Sandwiched between the cold Atlantic Ocean to the west and the rugged Great Escarpment to the east, southwest Namibia is a land of mountainous dunes, gravel plains and inselbergs. And the weather is just as varied as the landscapes; it’s hard to believe, in the scorching midsummer desert heat, that the town of Aus, on the eastern fringes of the Namib, receives occasional winter snowfall. Much of southwest Namibia is inaccessible, but those reachable sights are among the most iconic in the country. The ever-changing Sossusvlei dunes deservedly hog their fair share of the limelight, but the anachronistic mining town of Oranjemund and the ghost mining towns of the Sperrgebiet simmer with intrigue. Lüderitz is also well worth a visit for a colourful glimpse into Namibia’s German colonial past.
Much of the Namib, one of the world’s oldest deserts, is protected within the boundaries of the largely inaccessible Namib-Naukluft National Park, which includes the magical, richly coloured dunes round Sossusvlei – one of the country’s most visited attractions – and the impressive Naukluft Mountains, home to the rare Hartmann’s mountain zebra, and a popular hiking destination. Tucked away on the coast at the southwestern limit of the park sits the anachronistic German port town of Lüderitz, now an emerging tourist centre and the only point of access to the former diamond mining area that is now the Tsau|Khaeb (Sperrgebiet) National Park.
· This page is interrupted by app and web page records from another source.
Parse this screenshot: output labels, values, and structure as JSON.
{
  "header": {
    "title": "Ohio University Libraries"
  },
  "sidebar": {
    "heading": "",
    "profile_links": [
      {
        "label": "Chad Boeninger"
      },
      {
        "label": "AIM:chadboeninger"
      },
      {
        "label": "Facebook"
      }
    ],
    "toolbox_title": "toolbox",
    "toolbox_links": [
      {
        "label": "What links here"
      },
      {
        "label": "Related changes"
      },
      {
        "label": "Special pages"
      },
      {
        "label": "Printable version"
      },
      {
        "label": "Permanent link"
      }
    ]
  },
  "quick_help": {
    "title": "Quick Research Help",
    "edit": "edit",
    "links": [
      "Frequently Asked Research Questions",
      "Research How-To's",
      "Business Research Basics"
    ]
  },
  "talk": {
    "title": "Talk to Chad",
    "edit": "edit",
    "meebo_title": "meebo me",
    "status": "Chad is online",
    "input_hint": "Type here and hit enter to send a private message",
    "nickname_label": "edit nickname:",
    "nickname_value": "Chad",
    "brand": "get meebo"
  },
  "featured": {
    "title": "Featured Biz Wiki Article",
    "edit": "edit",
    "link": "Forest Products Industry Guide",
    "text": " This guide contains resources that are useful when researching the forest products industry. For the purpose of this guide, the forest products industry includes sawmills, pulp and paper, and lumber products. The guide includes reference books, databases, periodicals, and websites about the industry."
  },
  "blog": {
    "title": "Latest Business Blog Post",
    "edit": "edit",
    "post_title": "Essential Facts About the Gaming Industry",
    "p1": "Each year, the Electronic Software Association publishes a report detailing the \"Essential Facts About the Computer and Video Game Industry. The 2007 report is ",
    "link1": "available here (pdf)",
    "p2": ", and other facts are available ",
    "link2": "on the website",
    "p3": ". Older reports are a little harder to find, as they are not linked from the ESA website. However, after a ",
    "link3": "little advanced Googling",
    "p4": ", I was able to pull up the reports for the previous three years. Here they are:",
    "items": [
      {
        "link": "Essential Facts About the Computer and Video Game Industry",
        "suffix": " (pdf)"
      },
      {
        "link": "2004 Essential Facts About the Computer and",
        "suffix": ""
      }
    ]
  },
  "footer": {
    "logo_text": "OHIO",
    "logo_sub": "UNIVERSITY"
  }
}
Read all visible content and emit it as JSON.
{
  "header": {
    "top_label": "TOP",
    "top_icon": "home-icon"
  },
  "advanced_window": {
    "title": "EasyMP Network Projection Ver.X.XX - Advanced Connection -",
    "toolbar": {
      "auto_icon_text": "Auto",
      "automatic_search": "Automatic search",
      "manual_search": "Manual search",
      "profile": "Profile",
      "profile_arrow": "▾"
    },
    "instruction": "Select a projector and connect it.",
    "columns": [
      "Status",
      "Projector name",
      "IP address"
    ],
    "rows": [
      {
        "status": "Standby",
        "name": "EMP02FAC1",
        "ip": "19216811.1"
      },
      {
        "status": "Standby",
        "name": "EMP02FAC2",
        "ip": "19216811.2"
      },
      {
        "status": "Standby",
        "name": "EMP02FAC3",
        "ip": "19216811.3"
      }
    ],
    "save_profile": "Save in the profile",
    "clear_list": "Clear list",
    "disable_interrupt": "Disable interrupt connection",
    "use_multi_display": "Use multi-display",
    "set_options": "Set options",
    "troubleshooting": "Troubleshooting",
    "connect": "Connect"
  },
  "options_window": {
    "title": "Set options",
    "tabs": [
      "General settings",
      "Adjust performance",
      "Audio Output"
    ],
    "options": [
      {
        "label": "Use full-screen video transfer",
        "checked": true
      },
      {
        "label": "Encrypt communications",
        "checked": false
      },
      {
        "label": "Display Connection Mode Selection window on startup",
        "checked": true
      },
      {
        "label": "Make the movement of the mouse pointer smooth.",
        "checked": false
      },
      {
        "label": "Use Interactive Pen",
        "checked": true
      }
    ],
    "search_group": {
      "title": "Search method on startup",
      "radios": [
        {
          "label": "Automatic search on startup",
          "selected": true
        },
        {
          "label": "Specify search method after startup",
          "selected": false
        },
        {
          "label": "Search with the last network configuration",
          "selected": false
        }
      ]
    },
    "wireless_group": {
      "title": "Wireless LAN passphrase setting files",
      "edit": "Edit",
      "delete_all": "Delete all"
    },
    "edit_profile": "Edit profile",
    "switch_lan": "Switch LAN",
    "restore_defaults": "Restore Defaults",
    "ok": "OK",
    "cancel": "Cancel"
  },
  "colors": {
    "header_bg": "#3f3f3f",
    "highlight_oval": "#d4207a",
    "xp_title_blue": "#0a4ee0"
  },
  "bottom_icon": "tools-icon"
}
Down in the far southwest corner of Namibia, right on the South African border, the Orange River empties into an avian-rich estuary at the high-security diamond-mining town of Oranjemund, a little-visited, rather off-beat destination. Not far up the road from here, the booming mining settlement of Rosh Pinah sparkles with its pristine streets and shopping centre.